## Excerpts from an interface dataset
- Opening Delimiter -

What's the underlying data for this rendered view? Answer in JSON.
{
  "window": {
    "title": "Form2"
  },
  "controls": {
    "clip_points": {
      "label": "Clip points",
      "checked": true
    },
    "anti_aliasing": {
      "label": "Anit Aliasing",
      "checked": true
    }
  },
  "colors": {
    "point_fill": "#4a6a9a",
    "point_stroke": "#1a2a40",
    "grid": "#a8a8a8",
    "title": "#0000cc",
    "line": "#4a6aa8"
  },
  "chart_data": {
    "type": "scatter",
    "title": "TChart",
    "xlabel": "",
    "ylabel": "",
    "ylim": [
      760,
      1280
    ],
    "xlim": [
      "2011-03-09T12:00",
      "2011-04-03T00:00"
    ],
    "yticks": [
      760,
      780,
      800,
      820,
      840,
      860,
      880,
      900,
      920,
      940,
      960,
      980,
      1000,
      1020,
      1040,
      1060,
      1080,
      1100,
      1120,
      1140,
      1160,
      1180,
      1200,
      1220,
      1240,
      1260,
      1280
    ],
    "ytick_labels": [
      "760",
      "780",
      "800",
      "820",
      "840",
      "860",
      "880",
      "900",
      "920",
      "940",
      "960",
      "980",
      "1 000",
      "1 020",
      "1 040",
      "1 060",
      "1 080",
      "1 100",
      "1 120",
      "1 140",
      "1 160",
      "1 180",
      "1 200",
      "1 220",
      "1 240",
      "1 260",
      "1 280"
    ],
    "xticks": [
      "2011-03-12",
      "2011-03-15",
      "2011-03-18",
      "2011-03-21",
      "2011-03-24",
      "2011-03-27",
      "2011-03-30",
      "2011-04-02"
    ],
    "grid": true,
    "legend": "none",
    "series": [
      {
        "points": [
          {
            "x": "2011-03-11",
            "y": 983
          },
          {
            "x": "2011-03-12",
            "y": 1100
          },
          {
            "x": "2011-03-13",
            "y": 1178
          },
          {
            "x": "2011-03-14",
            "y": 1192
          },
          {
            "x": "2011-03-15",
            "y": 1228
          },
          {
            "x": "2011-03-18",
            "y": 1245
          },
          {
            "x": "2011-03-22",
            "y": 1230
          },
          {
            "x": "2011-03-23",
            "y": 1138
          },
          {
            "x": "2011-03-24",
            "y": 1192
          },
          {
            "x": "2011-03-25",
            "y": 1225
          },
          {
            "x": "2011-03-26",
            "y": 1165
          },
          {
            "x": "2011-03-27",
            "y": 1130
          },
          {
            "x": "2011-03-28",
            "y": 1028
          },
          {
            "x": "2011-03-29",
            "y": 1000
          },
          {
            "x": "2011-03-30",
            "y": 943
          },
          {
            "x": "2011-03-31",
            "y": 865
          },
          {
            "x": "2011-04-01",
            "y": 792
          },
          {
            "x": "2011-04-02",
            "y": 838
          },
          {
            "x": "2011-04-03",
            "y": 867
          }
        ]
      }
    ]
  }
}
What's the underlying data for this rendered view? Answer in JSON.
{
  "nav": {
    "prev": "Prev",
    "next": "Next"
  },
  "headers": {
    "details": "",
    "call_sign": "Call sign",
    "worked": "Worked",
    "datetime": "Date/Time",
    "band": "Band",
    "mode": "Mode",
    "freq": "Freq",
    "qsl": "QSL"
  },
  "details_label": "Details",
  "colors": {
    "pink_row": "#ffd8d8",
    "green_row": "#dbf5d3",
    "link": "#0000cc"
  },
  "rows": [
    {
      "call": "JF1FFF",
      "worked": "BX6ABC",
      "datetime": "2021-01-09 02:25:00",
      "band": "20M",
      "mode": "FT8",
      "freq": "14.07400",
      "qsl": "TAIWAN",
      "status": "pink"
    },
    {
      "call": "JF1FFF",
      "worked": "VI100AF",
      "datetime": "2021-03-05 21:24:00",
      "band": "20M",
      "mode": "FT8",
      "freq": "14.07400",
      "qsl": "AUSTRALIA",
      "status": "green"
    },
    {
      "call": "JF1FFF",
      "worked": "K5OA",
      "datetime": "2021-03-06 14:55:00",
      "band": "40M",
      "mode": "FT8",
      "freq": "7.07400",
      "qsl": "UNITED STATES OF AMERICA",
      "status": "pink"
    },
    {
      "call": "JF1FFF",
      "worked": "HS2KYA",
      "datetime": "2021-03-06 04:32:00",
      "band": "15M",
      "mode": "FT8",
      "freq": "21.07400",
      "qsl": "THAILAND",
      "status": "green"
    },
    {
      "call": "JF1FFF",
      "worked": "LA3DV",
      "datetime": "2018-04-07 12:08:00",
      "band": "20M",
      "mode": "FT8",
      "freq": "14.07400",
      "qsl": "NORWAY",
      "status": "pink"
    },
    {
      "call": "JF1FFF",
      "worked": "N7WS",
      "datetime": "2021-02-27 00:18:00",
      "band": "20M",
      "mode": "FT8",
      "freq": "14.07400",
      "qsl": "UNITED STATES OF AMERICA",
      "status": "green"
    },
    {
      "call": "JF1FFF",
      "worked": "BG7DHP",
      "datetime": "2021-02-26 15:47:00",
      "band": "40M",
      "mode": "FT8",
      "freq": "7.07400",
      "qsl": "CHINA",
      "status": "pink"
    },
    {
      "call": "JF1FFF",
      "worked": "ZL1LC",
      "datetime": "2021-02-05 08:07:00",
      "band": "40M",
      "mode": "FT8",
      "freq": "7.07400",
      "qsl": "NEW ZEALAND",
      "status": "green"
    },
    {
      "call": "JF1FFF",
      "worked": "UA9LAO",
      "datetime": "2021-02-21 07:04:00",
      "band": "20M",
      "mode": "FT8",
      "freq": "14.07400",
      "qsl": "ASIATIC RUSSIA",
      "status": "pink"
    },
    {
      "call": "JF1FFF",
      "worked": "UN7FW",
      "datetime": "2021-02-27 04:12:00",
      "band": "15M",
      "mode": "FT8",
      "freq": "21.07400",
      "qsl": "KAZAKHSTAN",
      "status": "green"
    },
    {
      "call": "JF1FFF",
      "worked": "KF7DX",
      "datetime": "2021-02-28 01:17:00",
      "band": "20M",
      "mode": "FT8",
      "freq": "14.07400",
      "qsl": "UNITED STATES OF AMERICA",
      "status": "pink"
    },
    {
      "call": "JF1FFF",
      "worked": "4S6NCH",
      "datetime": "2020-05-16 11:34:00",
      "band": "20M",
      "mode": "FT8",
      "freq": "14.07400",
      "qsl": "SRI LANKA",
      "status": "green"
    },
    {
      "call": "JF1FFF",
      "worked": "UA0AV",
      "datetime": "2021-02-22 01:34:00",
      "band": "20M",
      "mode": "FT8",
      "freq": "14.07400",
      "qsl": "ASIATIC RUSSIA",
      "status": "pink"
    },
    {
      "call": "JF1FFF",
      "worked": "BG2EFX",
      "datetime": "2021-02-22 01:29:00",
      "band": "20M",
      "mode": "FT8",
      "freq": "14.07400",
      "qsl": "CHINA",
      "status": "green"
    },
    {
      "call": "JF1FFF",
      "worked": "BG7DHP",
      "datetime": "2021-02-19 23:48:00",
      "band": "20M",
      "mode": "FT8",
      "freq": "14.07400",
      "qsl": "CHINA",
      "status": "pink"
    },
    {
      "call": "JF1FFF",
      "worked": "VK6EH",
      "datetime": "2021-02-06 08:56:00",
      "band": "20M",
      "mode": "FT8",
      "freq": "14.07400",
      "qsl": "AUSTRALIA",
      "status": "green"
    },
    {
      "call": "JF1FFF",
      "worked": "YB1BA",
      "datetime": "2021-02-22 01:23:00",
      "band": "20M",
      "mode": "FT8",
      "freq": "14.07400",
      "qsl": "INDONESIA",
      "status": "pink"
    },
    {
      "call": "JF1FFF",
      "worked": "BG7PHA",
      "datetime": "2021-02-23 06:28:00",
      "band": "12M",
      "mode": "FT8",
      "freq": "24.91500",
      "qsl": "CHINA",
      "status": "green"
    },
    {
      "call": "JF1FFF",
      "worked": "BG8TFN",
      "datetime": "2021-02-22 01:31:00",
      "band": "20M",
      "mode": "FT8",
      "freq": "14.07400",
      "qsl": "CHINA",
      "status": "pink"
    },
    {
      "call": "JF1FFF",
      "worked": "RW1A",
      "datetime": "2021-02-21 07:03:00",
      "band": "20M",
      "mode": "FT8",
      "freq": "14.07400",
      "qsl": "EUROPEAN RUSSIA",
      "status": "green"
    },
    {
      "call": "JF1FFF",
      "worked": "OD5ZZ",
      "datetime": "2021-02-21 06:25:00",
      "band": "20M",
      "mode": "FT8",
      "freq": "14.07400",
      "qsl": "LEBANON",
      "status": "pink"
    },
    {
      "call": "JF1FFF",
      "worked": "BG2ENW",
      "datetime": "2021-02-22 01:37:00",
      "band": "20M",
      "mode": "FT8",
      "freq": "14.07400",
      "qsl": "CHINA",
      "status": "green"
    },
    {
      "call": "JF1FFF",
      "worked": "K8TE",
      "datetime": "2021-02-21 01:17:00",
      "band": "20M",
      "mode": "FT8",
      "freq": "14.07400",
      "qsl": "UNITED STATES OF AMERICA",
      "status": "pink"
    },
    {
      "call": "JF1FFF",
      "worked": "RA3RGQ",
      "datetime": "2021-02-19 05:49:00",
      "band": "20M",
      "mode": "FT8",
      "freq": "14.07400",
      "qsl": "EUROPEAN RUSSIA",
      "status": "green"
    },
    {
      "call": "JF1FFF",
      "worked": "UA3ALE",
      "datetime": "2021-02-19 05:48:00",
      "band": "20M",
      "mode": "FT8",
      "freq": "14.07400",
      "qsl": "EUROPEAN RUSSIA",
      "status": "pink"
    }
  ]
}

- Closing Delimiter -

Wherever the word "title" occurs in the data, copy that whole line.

## RESPONSE TO THIS TASK
    "title": "Form2"
    "title": "#0000cc",
    "title": "TChart",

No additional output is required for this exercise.